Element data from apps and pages

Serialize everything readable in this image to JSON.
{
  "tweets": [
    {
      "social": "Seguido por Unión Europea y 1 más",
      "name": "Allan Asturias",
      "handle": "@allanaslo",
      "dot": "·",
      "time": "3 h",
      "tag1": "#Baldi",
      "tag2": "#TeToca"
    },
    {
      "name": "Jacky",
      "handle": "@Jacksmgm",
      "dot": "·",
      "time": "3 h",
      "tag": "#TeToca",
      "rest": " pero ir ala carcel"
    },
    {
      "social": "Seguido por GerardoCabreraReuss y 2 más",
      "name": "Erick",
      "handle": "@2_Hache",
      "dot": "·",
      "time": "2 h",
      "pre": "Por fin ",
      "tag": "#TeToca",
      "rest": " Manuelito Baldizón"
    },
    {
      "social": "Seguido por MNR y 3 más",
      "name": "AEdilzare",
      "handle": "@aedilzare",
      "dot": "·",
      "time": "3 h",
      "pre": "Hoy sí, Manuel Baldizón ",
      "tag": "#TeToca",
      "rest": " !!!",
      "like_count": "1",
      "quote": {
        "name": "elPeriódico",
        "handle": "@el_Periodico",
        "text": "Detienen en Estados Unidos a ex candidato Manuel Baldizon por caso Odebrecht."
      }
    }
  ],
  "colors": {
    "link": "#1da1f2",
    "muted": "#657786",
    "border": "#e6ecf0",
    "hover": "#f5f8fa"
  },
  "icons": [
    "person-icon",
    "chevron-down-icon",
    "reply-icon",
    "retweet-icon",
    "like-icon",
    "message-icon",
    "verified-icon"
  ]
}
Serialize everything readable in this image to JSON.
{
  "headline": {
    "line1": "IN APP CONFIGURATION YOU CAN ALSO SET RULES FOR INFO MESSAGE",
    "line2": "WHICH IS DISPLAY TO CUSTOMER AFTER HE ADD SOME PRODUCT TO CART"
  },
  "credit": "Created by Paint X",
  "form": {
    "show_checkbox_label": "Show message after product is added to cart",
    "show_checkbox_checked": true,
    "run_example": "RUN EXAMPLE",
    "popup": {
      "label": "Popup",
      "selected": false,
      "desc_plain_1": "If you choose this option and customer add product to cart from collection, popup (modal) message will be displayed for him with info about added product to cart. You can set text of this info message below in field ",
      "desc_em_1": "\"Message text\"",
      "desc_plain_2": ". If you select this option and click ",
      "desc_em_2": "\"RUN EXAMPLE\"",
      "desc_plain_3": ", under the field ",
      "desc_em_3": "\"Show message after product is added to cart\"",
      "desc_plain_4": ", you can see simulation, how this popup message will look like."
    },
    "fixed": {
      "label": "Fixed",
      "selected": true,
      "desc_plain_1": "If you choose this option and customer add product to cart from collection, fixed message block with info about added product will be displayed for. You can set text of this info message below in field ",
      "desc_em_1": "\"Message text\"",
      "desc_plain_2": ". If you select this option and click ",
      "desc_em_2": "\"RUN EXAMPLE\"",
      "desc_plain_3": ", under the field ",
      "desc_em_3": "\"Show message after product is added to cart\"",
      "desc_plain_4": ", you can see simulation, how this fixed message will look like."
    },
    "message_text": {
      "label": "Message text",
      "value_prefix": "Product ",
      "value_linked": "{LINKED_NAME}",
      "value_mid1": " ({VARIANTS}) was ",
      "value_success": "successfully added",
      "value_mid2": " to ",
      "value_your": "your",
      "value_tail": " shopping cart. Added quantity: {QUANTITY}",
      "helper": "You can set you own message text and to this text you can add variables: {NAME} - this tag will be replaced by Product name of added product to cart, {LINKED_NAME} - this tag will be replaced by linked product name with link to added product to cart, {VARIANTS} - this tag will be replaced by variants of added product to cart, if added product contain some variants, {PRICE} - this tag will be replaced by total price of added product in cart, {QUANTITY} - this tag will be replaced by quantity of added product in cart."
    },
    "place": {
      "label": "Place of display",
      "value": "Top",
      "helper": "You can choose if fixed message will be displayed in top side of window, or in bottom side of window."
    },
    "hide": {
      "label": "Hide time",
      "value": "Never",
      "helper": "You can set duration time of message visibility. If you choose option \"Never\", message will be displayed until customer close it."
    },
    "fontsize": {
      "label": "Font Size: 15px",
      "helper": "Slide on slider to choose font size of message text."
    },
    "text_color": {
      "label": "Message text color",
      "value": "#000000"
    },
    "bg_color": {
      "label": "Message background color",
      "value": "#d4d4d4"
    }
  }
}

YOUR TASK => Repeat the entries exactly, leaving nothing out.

WORKED SOLUTION =>
Serialize everything readable in this image to JSON.
{
  "tweets": [
    {
      "social": "Seguido por Unión Europea y 1 más",
      "name": "Allan Asturias",
      "handle": "@allanaslo",
      "dot": "·",
      "time": "3 h",
      "tag1": "#Baldi",
      "tag2": "#TeToca"
    },
    {
      "name": "Jacky",
      "handle": "@Jacksmgm",
      "dot": "·",
      "time": "3 h",
      "tag": "#TeToca",
      "rest": " pero ir ala carcel"
    },
    {
      "social": "Seguido por GerardoCabreraReuss y 2 más",
      "name": "Erick",
      "handle": "@2_Hache",
      "dot": "·",
      "time": "2 h",
      "pre": "Por fin ",
      "tag": "#TeToca",
      "rest": " Manuelito Baldizón"
    },
    {
      "social": "Seguido por MNR y 3 más",
      "name": "AEdilzare",
      "handle": "@aedilzare",
      "dot": "·",
      "time": "3 h",
      "pre": "Hoy sí, Manuel Baldizón ",
      "tag": "#TeToca",
      "rest": " !!!",
      "like_count": "1",
      "quote": {
        "name": "elPeriódico",
        "handle": "@el_Periodico",
        "text": "Detienen en Estados Unidos a ex candidato Manuel Baldizon por caso Odebrecht."
      }
    }
  ],
  "colors": {
    "link": "#1da1f2",
    "muted": "#657786",
    "border": "#e6ecf0",
    "hover": "#f5f8fa"
  },
  "icons": [
    "person-icon",
    "chevron-down-icon",
    "reply-icon",
    "retweet-icon",
    "like-icon",
    "message-icon",
    "verified-icon"
  ]
}
Serialize everything readable in this image to JSON.
{
  "headline": {
    "line1": "IN APP CONFIGURATION YOU CAN ALSO SET RULES FOR INFO MESSAGE",
    "line2": "WHICH IS DISPLAY TO CUSTOMER AFTER HE ADD SOME PRODUCT TO CART"
  },
  "credit": "Created by Paint X",
  "form": {
    "show_checkbox_label": "Show message after product is added to cart",
    "show_checkbox_checked": true,
    "run_example": "RUN EXAMPLE",
    "popup": {
      "label": "Popup",
      "selected": false,
      "desc_plain_1": "If you choose this option and customer add product to cart from collection, popup (modal) message will be displayed for him with info about added product to cart. You can set text of this info message below in field ",
      "desc_em_1": "\"Message text\"",
      "desc_plain_2": ". If you select this option and click ",
      "desc_em_2": "\"RUN EXAMPLE\"",
      "desc_plain_3": ", under the field ",
      "desc_em_3": "\"Show message after product is added to cart\"",
      "desc_plain_4": ", you can see simulation, how this popup message will look like."
    },
    "fixed": {
      "label": "Fixed",
      "selected": true,
      "desc_plain_1": "If you choose this option and customer add product to cart from collection, fixed message block with info about added product will be displayed for. You can set text of this info message below in field ",
      "desc_em_1": "\"Message text\"",
      "desc_plain_2": ". If you select this option and click ",
      "desc_em_2": "\"RUN EXAMPLE\"",
      "desc_plain_3": ", under the field ",
      "desc_em_3": "\"Show message after product is added to cart\"",
      "desc_plain_4": ", you can see simulation, how this fixed message will look like."
    },
    "message_text": {
      "label": "Message text",
      "value_prefix": "Product ",
      "value_linked": "{LINKED_NAME}",
      "value_mid1": " ({VARIANTS}) was ",
      "value_success": "successfully added",
      "value_mid2": " to ",
      "value_your": "your",
      "value_tail": " shopping cart. Added quantity: {QUANTITY}",
      "helper": "You can set you own message text and to this text you can add variables: {NAME} - this tag will be replaced by Product name of added product to cart, {LINKED_NAME} - this tag will be replaced by linked product name with link to added product to cart, {VARIANTS} - this tag will be replaced by variants of added product to cart, if added product contain some variants, {PRICE} - this tag will be replaced by total price of added product in cart, {QUANTITY} - this tag will be replaced by quantity of added product in cart."
    },
    "place": {
      "label": "Place of display",
      "value": "Top",
      "helper": "You can choose if fixed message will be displayed in top side of window, or in bottom side of window."
    },
    "hide": {
      "label": "Hide time",
      "value": "Never",
      "helper": "You can set duration time of message visibility. If you choose option \"Never\", message will be displayed until customer close it."
    },
    "fontsize": {
      "label": "Font Size: 15px",
      "helper": "Slide on slider to choose font size of message text."
    },
    "text_color": {
      "label": "Message text color",
      "value": "#000000"
    },
    "bg_color": {
      "label": "Message background color",
      "value": "#d4d4d4"
    }
  }
}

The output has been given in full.